Kiwis are shaking all the trees

Published on November 29th, 2023

The choice of Jeddah for the America’s Cup Preliminary Regatta on November 30-December 2 has been a conflict of interests.

For an event seeking to be a leader in sustainability, it throws a massive carbon footprint requiring the six teams travel to Saudi Arabia, a country famous for oil. For an event eager to expand its audience, no America’s Cup venue has been so criticized for its oppressive policies.

Cup legend Dennis Conner famously said “Bet on self-interest – It’s always running” and the New Zealand defender, which has pleaded poverty since winning in 2021, will receive a king’s ransom from the Kingdom. To defend again in 2024, the Kiwis are shaking all the trees.

But they are also hearing the outside noise, or so it seems from the numerous reports they’ve generated to present Jeddah in a favorable light. However, the latest by Magnus Wheatley prompted a rebuttal by Mike Thompson of Devon, UK:

Wow! I know that Magnus Wheatley is paid by the America’s Cup, but I am beginning to wonder if it is in money or wacky baccy after his piece on Jeddah. The comedy value is high, but the factual content is low.

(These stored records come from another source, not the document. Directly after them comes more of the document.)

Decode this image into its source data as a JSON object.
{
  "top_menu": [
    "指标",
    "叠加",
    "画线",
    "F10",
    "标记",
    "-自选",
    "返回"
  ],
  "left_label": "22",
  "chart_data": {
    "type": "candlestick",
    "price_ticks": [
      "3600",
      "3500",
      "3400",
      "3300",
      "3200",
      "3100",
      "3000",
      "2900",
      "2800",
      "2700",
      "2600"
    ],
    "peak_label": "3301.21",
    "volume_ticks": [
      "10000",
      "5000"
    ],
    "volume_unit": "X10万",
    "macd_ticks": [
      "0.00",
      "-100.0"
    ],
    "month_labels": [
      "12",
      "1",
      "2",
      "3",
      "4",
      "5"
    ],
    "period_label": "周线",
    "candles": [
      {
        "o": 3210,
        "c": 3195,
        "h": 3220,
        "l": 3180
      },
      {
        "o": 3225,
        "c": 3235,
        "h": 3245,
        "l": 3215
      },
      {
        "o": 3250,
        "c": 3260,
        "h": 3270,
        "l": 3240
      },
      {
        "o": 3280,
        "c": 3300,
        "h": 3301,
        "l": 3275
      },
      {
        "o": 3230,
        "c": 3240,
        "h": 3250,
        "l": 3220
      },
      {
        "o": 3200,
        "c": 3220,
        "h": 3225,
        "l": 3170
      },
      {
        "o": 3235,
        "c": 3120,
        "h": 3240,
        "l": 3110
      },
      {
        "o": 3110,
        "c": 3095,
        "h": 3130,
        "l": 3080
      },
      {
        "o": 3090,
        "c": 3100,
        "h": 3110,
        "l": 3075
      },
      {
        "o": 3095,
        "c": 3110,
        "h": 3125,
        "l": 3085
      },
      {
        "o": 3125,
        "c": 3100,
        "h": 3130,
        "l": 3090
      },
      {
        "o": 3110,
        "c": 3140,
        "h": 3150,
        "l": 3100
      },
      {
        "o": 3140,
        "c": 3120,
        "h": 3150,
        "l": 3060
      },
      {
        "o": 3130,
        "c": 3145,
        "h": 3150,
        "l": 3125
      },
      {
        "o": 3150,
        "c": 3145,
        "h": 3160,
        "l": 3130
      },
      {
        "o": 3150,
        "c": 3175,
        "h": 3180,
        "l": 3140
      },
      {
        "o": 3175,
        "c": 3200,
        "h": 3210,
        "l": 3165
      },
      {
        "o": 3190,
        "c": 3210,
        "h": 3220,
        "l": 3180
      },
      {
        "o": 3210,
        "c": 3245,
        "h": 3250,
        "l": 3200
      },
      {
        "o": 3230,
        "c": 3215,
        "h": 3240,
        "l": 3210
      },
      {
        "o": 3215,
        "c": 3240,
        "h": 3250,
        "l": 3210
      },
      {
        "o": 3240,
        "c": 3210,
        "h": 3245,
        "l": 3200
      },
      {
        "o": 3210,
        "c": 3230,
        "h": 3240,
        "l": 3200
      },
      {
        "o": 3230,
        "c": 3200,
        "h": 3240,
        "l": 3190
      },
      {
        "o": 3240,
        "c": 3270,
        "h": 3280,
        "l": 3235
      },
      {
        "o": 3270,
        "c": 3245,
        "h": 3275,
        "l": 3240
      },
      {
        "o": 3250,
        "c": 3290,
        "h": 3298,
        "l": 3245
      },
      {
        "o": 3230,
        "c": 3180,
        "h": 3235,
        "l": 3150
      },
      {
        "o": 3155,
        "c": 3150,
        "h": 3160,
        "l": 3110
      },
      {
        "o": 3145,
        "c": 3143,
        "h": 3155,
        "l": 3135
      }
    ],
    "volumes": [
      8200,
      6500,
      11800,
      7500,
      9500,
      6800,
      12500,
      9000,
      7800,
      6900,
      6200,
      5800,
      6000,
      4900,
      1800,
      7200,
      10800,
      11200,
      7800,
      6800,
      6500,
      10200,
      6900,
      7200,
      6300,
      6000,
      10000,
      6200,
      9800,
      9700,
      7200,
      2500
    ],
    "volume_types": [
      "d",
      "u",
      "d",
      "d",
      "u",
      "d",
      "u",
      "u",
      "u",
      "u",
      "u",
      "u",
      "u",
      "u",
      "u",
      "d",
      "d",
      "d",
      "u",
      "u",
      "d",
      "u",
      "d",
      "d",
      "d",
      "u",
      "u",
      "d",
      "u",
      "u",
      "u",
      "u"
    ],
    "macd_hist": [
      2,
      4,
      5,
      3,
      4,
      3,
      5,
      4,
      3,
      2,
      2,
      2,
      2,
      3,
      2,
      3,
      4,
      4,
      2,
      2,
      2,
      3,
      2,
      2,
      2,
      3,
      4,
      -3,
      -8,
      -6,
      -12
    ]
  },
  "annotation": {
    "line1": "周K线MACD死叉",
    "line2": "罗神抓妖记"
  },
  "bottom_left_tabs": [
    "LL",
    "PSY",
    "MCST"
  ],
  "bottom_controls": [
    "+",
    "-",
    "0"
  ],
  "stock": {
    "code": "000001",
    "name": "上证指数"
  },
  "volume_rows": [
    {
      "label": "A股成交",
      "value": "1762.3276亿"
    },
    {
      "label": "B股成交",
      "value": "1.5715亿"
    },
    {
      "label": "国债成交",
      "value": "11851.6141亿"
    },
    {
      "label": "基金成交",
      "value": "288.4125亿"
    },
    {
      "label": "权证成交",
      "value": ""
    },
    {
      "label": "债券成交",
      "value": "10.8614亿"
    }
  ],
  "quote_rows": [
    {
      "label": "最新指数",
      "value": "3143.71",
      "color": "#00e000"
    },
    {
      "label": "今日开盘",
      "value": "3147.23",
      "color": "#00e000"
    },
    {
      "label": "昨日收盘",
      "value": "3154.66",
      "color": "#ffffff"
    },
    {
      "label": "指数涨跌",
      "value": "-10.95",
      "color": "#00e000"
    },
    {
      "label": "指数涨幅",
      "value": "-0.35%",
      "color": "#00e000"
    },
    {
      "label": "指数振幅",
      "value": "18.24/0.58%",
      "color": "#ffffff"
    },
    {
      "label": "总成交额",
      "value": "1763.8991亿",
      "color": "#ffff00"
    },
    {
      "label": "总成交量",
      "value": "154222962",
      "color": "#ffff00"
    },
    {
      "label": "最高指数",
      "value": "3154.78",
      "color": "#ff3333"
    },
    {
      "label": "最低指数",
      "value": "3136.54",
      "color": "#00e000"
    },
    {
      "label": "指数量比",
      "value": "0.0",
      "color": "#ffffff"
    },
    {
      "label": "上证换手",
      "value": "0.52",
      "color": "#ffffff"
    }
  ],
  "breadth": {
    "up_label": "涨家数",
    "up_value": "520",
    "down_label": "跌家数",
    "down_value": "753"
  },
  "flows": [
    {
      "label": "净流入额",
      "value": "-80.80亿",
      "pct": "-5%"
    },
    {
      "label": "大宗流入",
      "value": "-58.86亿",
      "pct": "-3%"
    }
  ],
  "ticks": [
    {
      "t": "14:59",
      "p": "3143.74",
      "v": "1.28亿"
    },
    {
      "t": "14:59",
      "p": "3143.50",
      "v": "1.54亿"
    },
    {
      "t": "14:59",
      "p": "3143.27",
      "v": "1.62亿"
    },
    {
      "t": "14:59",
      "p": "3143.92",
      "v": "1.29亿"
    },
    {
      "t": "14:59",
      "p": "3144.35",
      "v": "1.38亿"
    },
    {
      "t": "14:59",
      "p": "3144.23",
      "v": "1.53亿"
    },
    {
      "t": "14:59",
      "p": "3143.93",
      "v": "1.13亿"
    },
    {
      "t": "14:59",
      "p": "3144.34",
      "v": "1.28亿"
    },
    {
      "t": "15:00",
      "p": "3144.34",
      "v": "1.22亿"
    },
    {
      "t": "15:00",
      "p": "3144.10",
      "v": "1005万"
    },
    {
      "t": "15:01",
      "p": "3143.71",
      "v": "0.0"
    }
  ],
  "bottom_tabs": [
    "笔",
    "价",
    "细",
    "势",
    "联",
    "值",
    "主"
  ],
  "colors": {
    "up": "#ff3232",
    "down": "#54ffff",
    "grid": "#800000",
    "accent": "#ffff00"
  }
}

Full disclosure – I lived in Jeddah for four years in the mid to late 80s so it has changed a lot since I was there, but at least I have spent a long time in the city including sailing extensively while there (and I even lived very close to the venue for the sailing), so I can relate to some things he has written.

For the record, the sunsets over the Red Sea are stunning and the mix of the old city and the new is fascinating, but I recognize little else that Wheatley has described. Even the heat in Jeddah is generally humid as it is by the Sea – you need to go inland to experience arid heat.

It is true that Jeddah has always been a more open city than any other in the Kingdom, but the locals generally get on with their own lives and are not encouraged to mix with the foreign “infidels” who work in the Kingdom for economic reasons. Wheatley would do well to realize, therefore, that there is a whole darker world of Saudi that lies outside a radius of 30 miles from the city.

Even the Haj pilgrims never reach the marbled halls of the airport through which he walked, as they are siphoned off to the separate Haj terminal where they can be herded around (and sometimes group disinfected) and will not bother other travelers.

The America’s Cup is in Jeddah purely and simply for the financial benefits it brings to the defender, Emirates Team New Zealand. There is no other sporting logic and certainly no environmental justification for carting the whole show over there for a few days of sailing in the (admittedly lovely and warm) Red Sea.

Wheatley does himself, and indeed the whole event, a massive disservice by writing this kind of guff.

Following the publication of the AC37 Protocol and AC75 Class Rule on November 17, 2021, the AC75 Class Rule and AC Technical Regulations were finalized on March 17, 2022. The entry period opened December 1, 2021 and runs until July 31, 2022, but late entries for the 37th America’s Cup may be accepted until May 31, 2023. The Defender was to announce the Match Venue on September 17, 2021 but postponed the venue reveal, confirming it would be Barcelona on March 30, 2022. The 37th America’s Cup begins October 12, 2024.

Teams revealed to challenge defender Emirates Team New Zealand (NZL):
INEOS Britannia (GBR)
Alinghi Red Bull Racing (SUI)
Luna Rossa Prada Pirelli Team (ITA)
NYYC American Magic (USA)
Orient Express Racing Team (FRA)

2023-24 Preliminary Regattas
September 14-17, 2023 (AC40): Vilanova i la Geltrú, Spain
November 30-December 2 (AC40): Jeddah, Saudi Arabia
August 2024 (AC75): Barcelona, Spain

2024 America’s Cup
August 29-October 7: Challenger Selection Series
October 12 – ?: 37th Match (Best of 13)

Additionally, 12 teams will compete in the 2024 Youth & Women’s America’s Cup.

Additional details:

comment banner

Tags: , , ,

Back to Top ↑

Get Your Sailing News Fix!

Your download by email.

  • Hidden
  • This field is for validation purposes and should be left unchanged.

We’ll keep your information safe.